Each line of the records that follow must come back exactly, with pictures skipped.

Page and application data records:
::::::

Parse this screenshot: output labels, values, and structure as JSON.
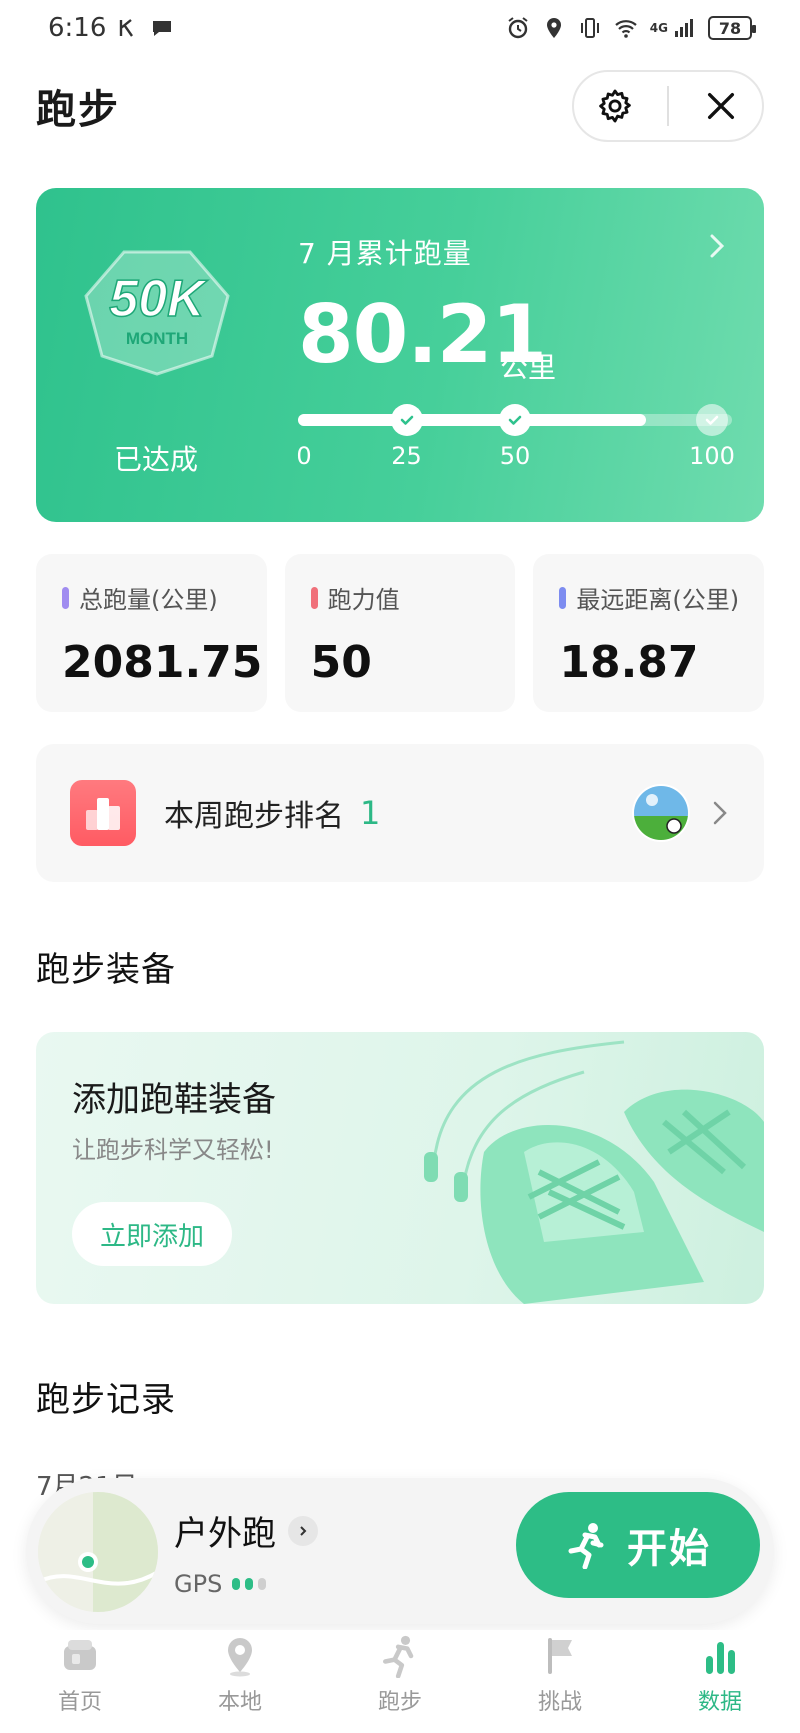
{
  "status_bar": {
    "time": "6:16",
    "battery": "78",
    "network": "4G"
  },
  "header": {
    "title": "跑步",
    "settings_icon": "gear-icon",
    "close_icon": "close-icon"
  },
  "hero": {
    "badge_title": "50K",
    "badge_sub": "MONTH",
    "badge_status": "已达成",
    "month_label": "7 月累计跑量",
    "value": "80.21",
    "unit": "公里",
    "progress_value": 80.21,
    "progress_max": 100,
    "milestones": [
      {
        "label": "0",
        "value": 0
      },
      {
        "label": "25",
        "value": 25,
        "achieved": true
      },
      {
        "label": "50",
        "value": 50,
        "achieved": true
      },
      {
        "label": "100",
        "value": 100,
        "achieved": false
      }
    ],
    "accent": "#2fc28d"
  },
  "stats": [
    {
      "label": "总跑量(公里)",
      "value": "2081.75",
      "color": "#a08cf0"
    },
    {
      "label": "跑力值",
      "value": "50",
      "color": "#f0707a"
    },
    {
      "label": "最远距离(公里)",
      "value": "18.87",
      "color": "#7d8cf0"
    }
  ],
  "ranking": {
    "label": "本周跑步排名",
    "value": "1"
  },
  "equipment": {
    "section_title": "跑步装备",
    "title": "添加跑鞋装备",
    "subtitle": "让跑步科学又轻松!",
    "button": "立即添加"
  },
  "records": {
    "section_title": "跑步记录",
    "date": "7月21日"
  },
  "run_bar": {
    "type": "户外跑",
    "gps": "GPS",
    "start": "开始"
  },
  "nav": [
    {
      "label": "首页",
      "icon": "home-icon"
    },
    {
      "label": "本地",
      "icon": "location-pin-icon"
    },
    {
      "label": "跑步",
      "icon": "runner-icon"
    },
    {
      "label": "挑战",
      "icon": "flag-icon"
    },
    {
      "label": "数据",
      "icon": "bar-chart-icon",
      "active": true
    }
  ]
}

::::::

### WRITTEN RESPONSE:
Parse this screenshot: output labels, values, and structure as JSON.
{
  "status_bar": {
    "time": "6:16",
    "battery": "78",
    "network": "4G"
  },
  "header": {
    "title": "跑步",
    "settings_icon": "gear-icon",
    "close_icon": "close-icon"
  },
  "hero": {
    "badge_title": "50K",
    "badge_sub": "MONTH",
    "badge_status": "已达成",
    "month_label": "7 月累计跑量",
    "value": "80.21",
    "unit": "公里",
    "progress_value": 80.21,
    "progress_max": 100,
    "milestones": [
      {
        "label": "0",
        "value": 0
      },
      {
        "label": "25",
        "value": 25,
        "achieved": true
      },
      {
        "label": "50",
        "value": 50,
        "achieved": true
      },
      {
        "label": "100",
        "value": 100,
        "achieved": false
      }
    ],
    "accent": "#2fc28d"
  },
  "stats": [
    {
      "label": "总跑量(公里)",
      "value": "2081.75",
      "color": "#a08cf0"
    },
    {
      "label": "跑力值",
      "value": "50",
      "color": "#f0707a"
    },
    {
      "label": "最远距离(公里)",
      "value": "18.87",
      "color": "#7d8cf0"
    }
  ],
  "ranking": {
    "label": "本周跑步排名",
    "value": "1"
  },
  "equipment": {
    "section_title": "跑步装备",
    "title": "添加跑鞋装备",
    "subtitle": "让跑步科学又轻松!",
    "button": "立即添加"
  },
  "records": {
    "section_title": "跑步记录",
    "date": "7月21日"
  },
  "run_bar": {
    "type": "户外跑",
    "gps": "GPS",
    "start": "开始"
  },
  "nav": [
    {
      "label": "首页",
      "icon": "home-icon"
    },
    {
      "label": "本地",
      "icon": "location-pin-icon"
    },
    {
      "label": "跑步",
      "icon": "runner-icon"
    },
    {
      "label": "挑战",
      "icon": "flag-icon"
    },
    {
      "label": "数据",
      "icon": "bar-chart-icon",
      "active": true
    }
  ]
}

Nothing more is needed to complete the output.